However, when Betelgeuse becomes a supernova, whether in a thousand or a hundred thousand years, is unclear. It is also unclear how the red migrations can emit so much material within a relatively short time. In the case of the Betelgeuse, after all, within only 10, 000 years, it is a mass comparable to that of the sun. To get to the bottom of it, an international team of astronomers from the European Southern Observatory is using the optical instrument "NACO" of the Very Large Telescope (VLT) at the Paranal in Chile.

The constellation Orion with the shoulder star Betelgeuse, a picture of the Betelgeuse and the sharpest achieved with the NACO-Insturment resolution. © ESO

Image combination produces hitherto sharpest resolution

NACO uses the so-called "lucky imaging" technique to compensate for the distortions and blurring caused by turbulence in the Earth's atmosphere. It chooses only the sharpest of the numerous shots and then combines them into a single combination image. This process produces images that are much sharper than a single, longer exposed one. They reach almost the theoretical limit of an eight-meter telescope: a resolution of 37 millibose seconds - the size of a tennis ball lying on the ground, seen from aboard the International Space Station.

"Thanks to these extraordinary shots, we have discovered a great swath of gas that extends from the surface of the Betelgeuse into space, " explains Pierre Kervella of the Paris Observatory, Director of the ESO team. The extent of the gas wave is at least six times the diameter of the star, which is comparable to the distance between the sun and the planet Neptune. "This is a clear indication that the entire outer shell of the star does not disperse its matter in all directions, " said the researcher. display

Polkappen or convection?

Theoretically, there are two mechanisms that could explain this asymmetric material output.
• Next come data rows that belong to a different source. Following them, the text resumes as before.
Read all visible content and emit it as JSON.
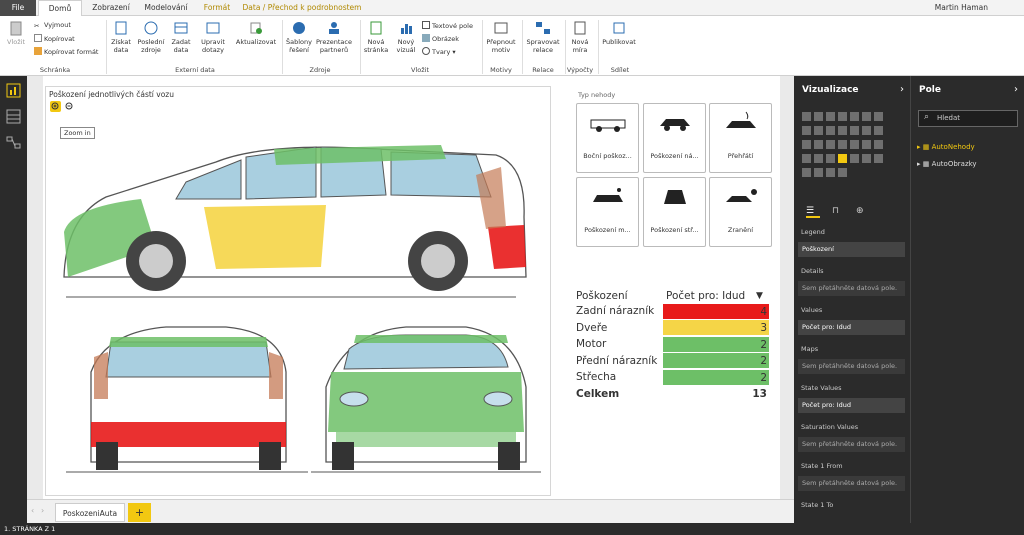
{
  "tabs": {
    "file": "File",
    "items": [
      "Domů",
      "Zobrazení",
      "Modelování",
      "Formát",
      "Data / Přechod k podrobnostem"
    ],
    "active": "Domů"
  },
  "user": "Martin Haman",
  "ribbon": {
    "paste": "Vložit",
    "cut": "Vyjmout",
    "copy": "Kopírovat",
    "copy_format": "Kopírovat formát",
    "get_data": "Získat data",
    "recent_sources": "Poslední zdroje",
    "enter_data": "Zadat data",
    "edit_queries": "Upravit dotazy",
    "refresh": "Aktualizovat",
    "templates": "Šablony řešení",
    "partner_showcase": "Prezentace partnerů",
    "new_page": "Nová stránka",
    "new_visual": "Nový vizuál",
    "textbox": "Textové pole",
    "image": "Obrázek",
    "shapes": "Tvary",
    "switch_theme": "Přepnout motiv",
    "manage_relations": "Spravovat relace",
    "new_measure": "Nová míra",
    "publish": "Publikovat",
    "groups": {
      "clipboard": "Schránka",
      "external": "Externí data",
      "sources": "Zdroje",
      "insert": "Vložit",
      "themes": "Motivy",
      "relations": "Relace",
      "calcs": "Výpočty",
      "share": "Sdílet"
    }
  },
  "visual": {
    "title": "Poškození jednotlivých částí vozu",
    "tooltip": "Zoom in"
  },
  "slicer": {
    "title": "Typ nehody",
    "tiles": [
      "Boční poškoz...",
      "Poškození ná...",
      "Přehřátí",
      "Poškození m...",
      "Poškození stř...",
      "Zranění"
    ]
  },
  "table": {
    "col1": "Poškození",
    "col2": "Počet pro: Idud",
    "rows": [
      {
        "name": "Zadní nárazník",
        "value": "4",
        "color": "#e81a1a"
      },
      {
        "name": "Dveře",
        "value": "3",
        "color": "#f5d547"
      },
      {
        "name": "Motor",
        "value": "2",
        "color": "#6dbf67"
      },
      {
        "name": "Přední nárazník",
        "value": "2",
        "color": "#6dbf67"
      },
      {
        "name": "Střecha",
        "value": "2",
        "color": "#6dbf67"
      }
    ],
    "total_label": "Celkem",
    "total_value": "13"
  },
  "pagetab": "PoskozeniAuta",
  "addpage": "+",
  "status": "1. STRÁNKA Z 1",
  "vizpane": {
    "title": "Vizualizace",
    "wells": [
      {
        "label": "Legend",
        "value": "Poškození",
        "filled": true
      },
      {
        "label": "Details",
        "value": "Sem přetáhněte datová pole.",
        "filled": false
      },
      {
        "label": "Values",
        "value": "Počet pro: Idud",
        "filled": true
      },
      {
        "label": "Maps",
        "value": "Sem přetáhněte datová pole.",
        "filled": false
      },
      {
        "label": "State Values",
        "value": "Počet pro: Idud",
        "filled": true
      },
      {
        "label": "Saturation Values",
        "value": "Sem přetáhněte datová pole.",
        "filled": false
      },
      {
        "label": "State 1 From",
        "value": "Sem přetáhněte datová pole.",
        "filled": false
      },
      {
        "label": "State 1 To",
        "value": "",
        "filled": false
      }
    ]
  },
  "fieldpane": {
    "title": "Pole",
    "search_placeholder": "Hledat",
    "fields": [
      "AutoNehody",
      "AutoObrazky"
    ]
  }
}
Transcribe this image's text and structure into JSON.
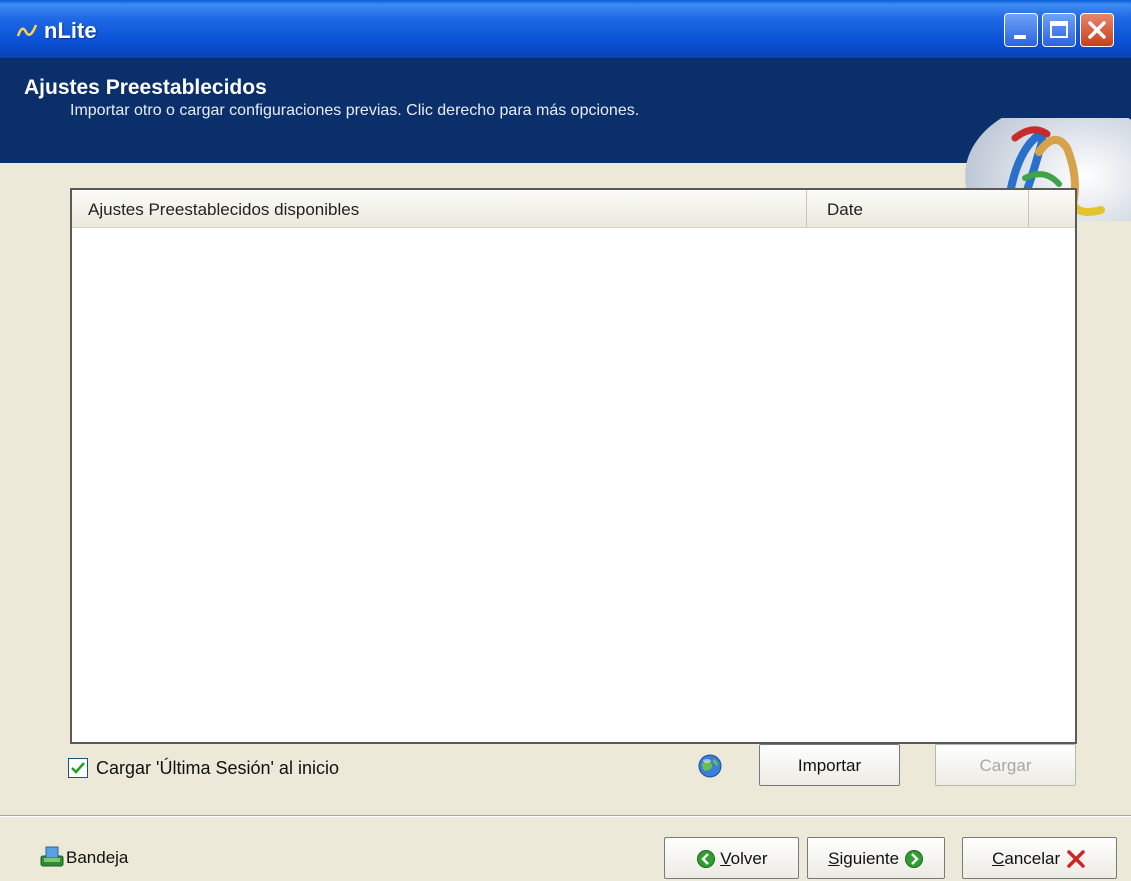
{
  "window": {
    "title": "nLite"
  },
  "header": {
    "title": "Ajustes Preestablecidos",
    "subtitle": "Importar otro o cargar configuraciones previas. Clic derecho para más opciones."
  },
  "list": {
    "columns": [
      "Ajustes Preestablecidos disponibles",
      "Date",
      ""
    ],
    "rows": []
  },
  "options": {
    "load_last_session_label": "Cargar 'Última Sesión' al inicio",
    "load_last_session_checked": true
  },
  "actions": {
    "import_label": "Importar",
    "load_label": "Cargar"
  },
  "footer": {
    "tray_label": "Bandeja",
    "back_label": "Volver",
    "next_label": "Siguiente",
    "cancel_label": "Cancelar"
  },
  "colors": {
    "titlebar": "#0a52d6",
    "banner": "#0b2f6b",
    "window_bg": "#ece9d8"
  }
}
The one assumes that the mass loss due to the rotation happens above all over the polar caps of the star. On the other hand, large-diameter gas convolutions are the star of the exciters for regional outbreaks. Such Umw lzstr mungen, called convection, arise in similar form in boiling water.

But what mechanism was responsible for the gas flow? To find out, Keiichi Ohnaka from the Max Planck Institute for Radio Astronomy in Bonn used the method of interferometry. With this method, several instruments can virtually interconnect, so that the resolution is increased. The AMBER instrument on the VLT combines the data from three 1.8-meter auxiliary telescopes from the ESO to produce resolutions equivalent to those of a 48-meter virtual telescope.

Up and down of the gases

In this extremely high resolution, the astronomers were able to recognize the finest details and thus also came to an answer to the question of the mechanism: It turned out that the gas in the atmosphere of Beteigeuze violent in bubbles moved up and down. These gas bubbles are as large as the entire star and indicate that convection triggered the emission of the gas silt.

We observed how the gas moved in different regions of the Betelgeuse surface. This is the first time that such a thing has ever been made for a star other than the Sun, "explains Ohnaka.

(ESO, 30.07.2009 - NPO)